WORK TO BE COMPLETED
The answer is the full set of records, given again exactly and without images.

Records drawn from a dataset
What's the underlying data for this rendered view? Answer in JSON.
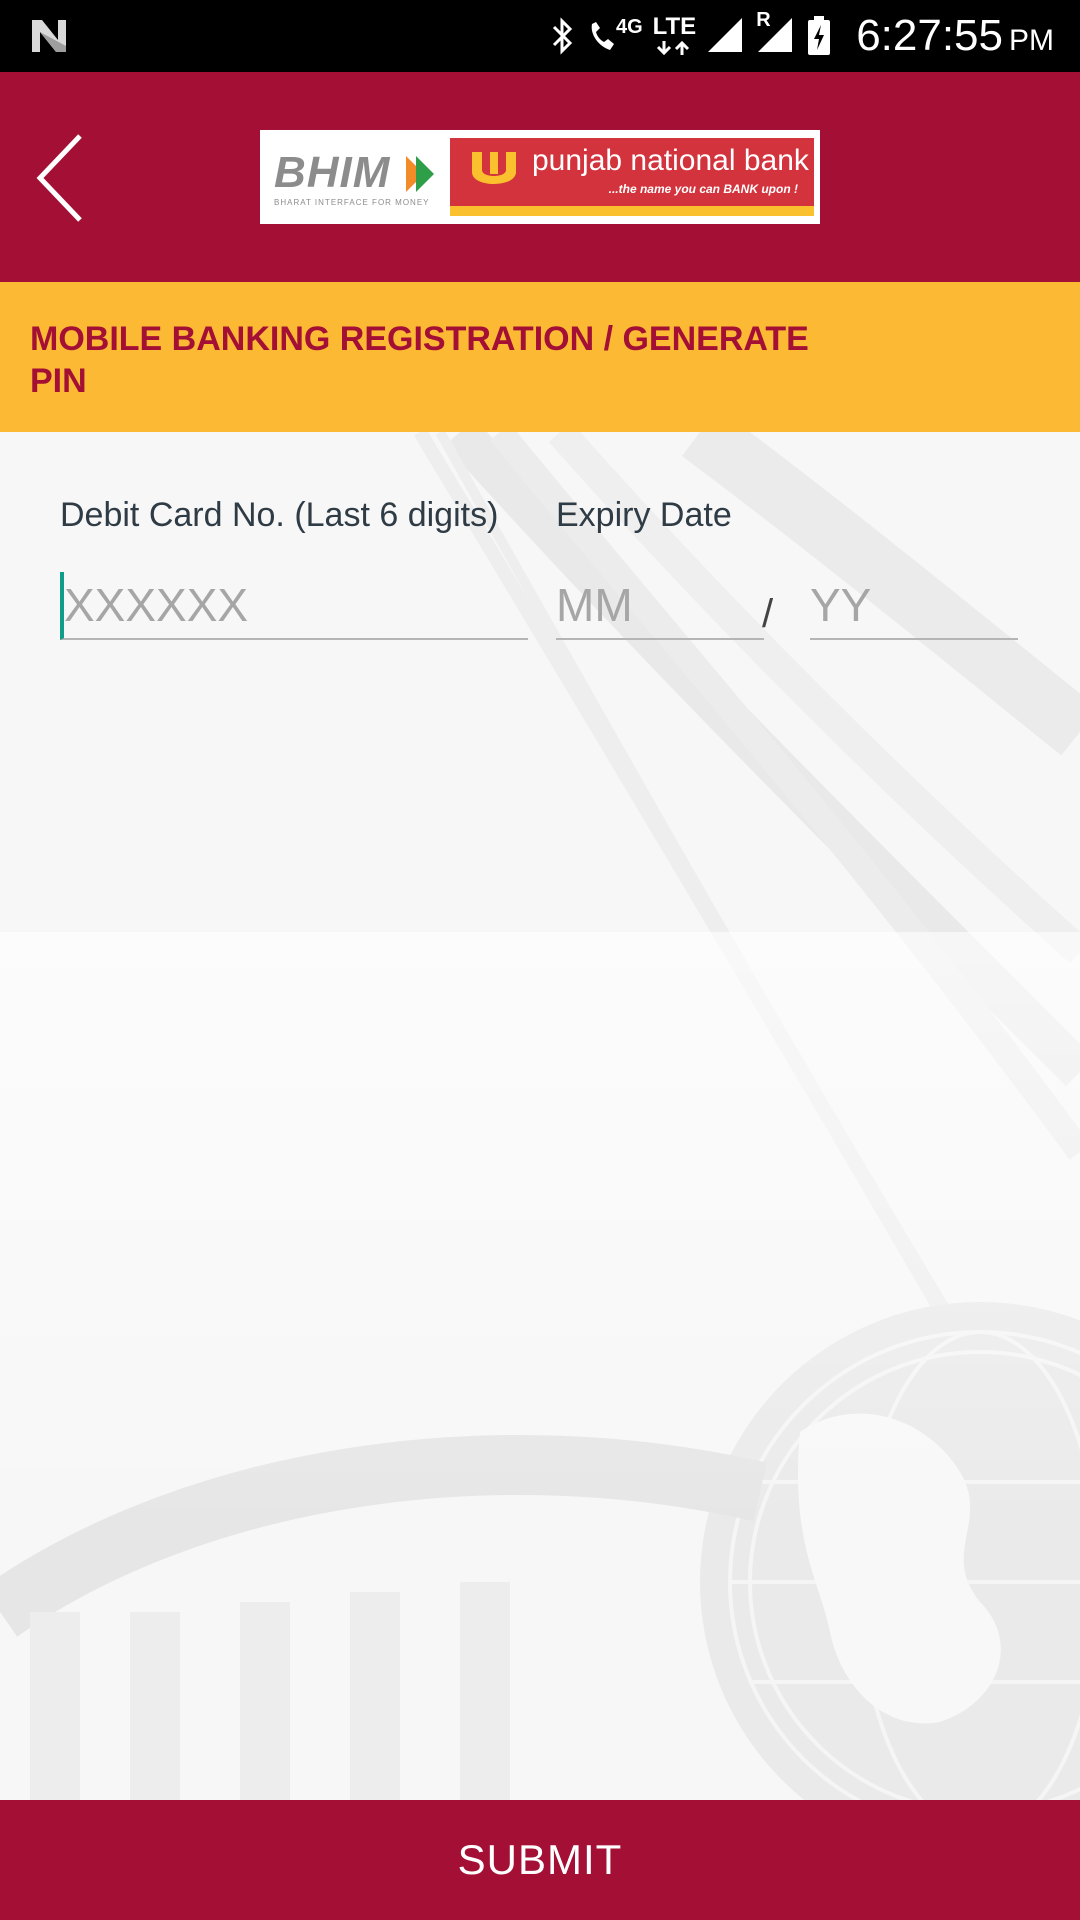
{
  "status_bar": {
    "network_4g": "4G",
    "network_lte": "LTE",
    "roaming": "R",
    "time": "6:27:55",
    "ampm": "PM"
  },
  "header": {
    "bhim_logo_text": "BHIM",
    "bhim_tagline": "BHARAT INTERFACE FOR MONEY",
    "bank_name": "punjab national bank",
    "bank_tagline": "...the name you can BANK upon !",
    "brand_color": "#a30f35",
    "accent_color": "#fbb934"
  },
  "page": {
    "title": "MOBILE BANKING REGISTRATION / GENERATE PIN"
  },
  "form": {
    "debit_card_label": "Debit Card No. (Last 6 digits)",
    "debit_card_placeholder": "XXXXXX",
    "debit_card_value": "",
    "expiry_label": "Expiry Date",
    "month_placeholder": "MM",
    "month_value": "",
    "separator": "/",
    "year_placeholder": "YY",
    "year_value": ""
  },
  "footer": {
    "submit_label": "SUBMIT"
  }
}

YOUR RESPONSE
What's the underlying data for this rendered view? Answer in JSON.
{
  "status_bar": {
    "network_4g": "4G",
    "network_lte": "LTE",
    "roaming": "R",
    "time": "6:27:55",
    "ampm": "PM"
  },
  "header": {
    "bhim_logo_text": "BHIM",
    "bhim_tagline": "BHARAT INTERFACE FOR MONEY",
    "bank_name": "punjab national bank",
    "bank_tagline": "...the name you can BANK upon !",
    "brand_color": "#a30f35",
    "accent_color": "#fbb934"
  },
  "page": {
    "title": "MOBILE BANKING REGISTRATION / GENERATE PIN"
  },
  "form": {
    "debit_card_label": "Debit Card No. (Last 6 digits)",
    "debit_card_placeholder": "XXXXXX",
    "debit_card_value": "",
    "expiry_label": "Expiry Date",
    "month_placeholder": "MM",
    "month_value": "",
    "separator": "/",
    "year_placeholder": "YY",
    "year_value": ""
  },
  "footer": {
    "submit_label": "SUBMIT"
  }
}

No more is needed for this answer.